A company’s annual income statement should be a transparent disclosure of its revenues and expenses that investors can readily interpret. Most aren’t, largely because income and expenses classified according to generally accepted accounting principles (GAAP) can be difficult to interpret. In fact, many sophisticated investors tell us they have to re-engineer official statements to derive something they’re comfortable using as the starting point for their valuation and assessment of future performance. In response, many companies — including all of the 25 largest U.S.-based non-financial companies — are increasingly reporting some form of non-GAAP earnings, which they use to discuss their performance with investors.
Eliminating that duplicated effort should be simple. A common-sense revision of GAAP-based income statements would divide the report into two parts: recurring operating income in the first, and non-operating income or expenses and nonrecurring items in the second. Such a structure would provide investors with a clearer summary of income and expenses. It would also be consistent with two core principles for financial-statement presentation proposed by a joint project of the Financial Accounting Standards Board (FASB) and the International Accounting Standards Board (IASB) in 2010, which state that financial-statement information should be presented “in a manner that disaggregates information so that it is useful in predicting an entity’s future cash flows” and “portrays a cohesive financial picture of an entity’s activities.”
The trouble with GAAP-based income statements
Strict adherence to the conceptual principles of accounting often leads to confusion and distortions in an income statement. When companies make an acquisition, for example, GAAP requires they allocate part of the difference between the purchase price and current market value to intangible assets. It then requires companies to amortize the value of those assets over some period of time, reducing their future earnings — in the same way they would depreciate physical assets. The calculation is theoretically consistent but provides no insight into future required cash investments.
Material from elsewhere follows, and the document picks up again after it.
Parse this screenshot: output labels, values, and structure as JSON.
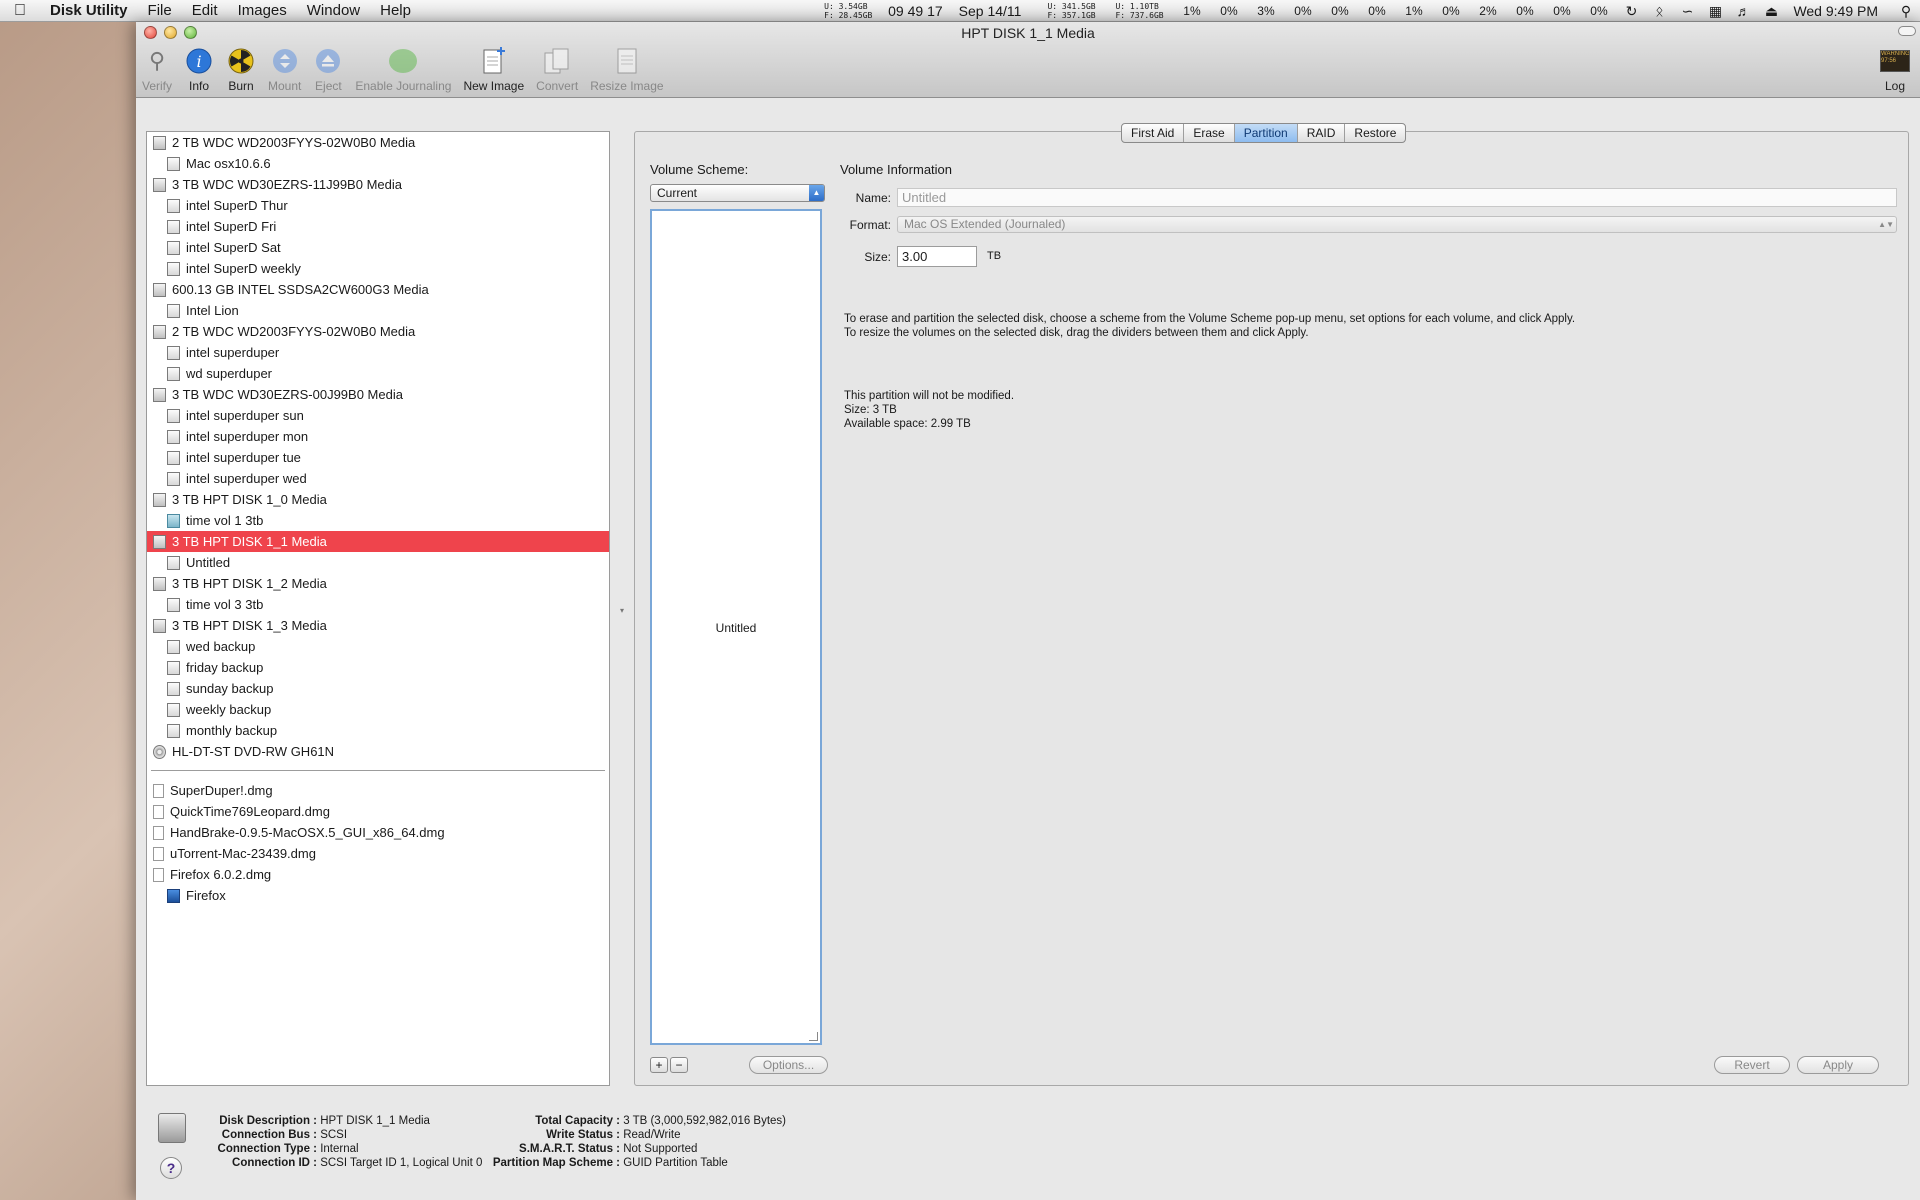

The annual amortization of acquired intangibles is a non-cash expense and, unlike physical assets, companies either don’t replace them or if they do invest in them, those investments show up as expenses, not on the balance sheet.
Not surprisingly, we haven’t seen any investors or companies using the amortization of intangibles for analysis or valuation work. Most sophisticated investors we talk to tell us they add the amortized value of these intangibles back into income when they analyze a company’s performance — as do most of the companies that report non-GAAP numbers.
A bigger problem with GAAP is its emphasis on producing a single number, net income, that is supposed to be useful to the company as well as its investors and creditors. But sophisticated investors don’t care about reported net income. They want to know its components — or, specifically, to be able to distinguish operating items (sales to customers less the costs of those sales) from non-operating items (interest income or interest expense). They also want to know which items are likely to be recurring and which are likely to be nonrecurring (that is, restructuring charges). Finally, they want to know which items are real and which, like the amortization of intangibles, are merely accounting concepts.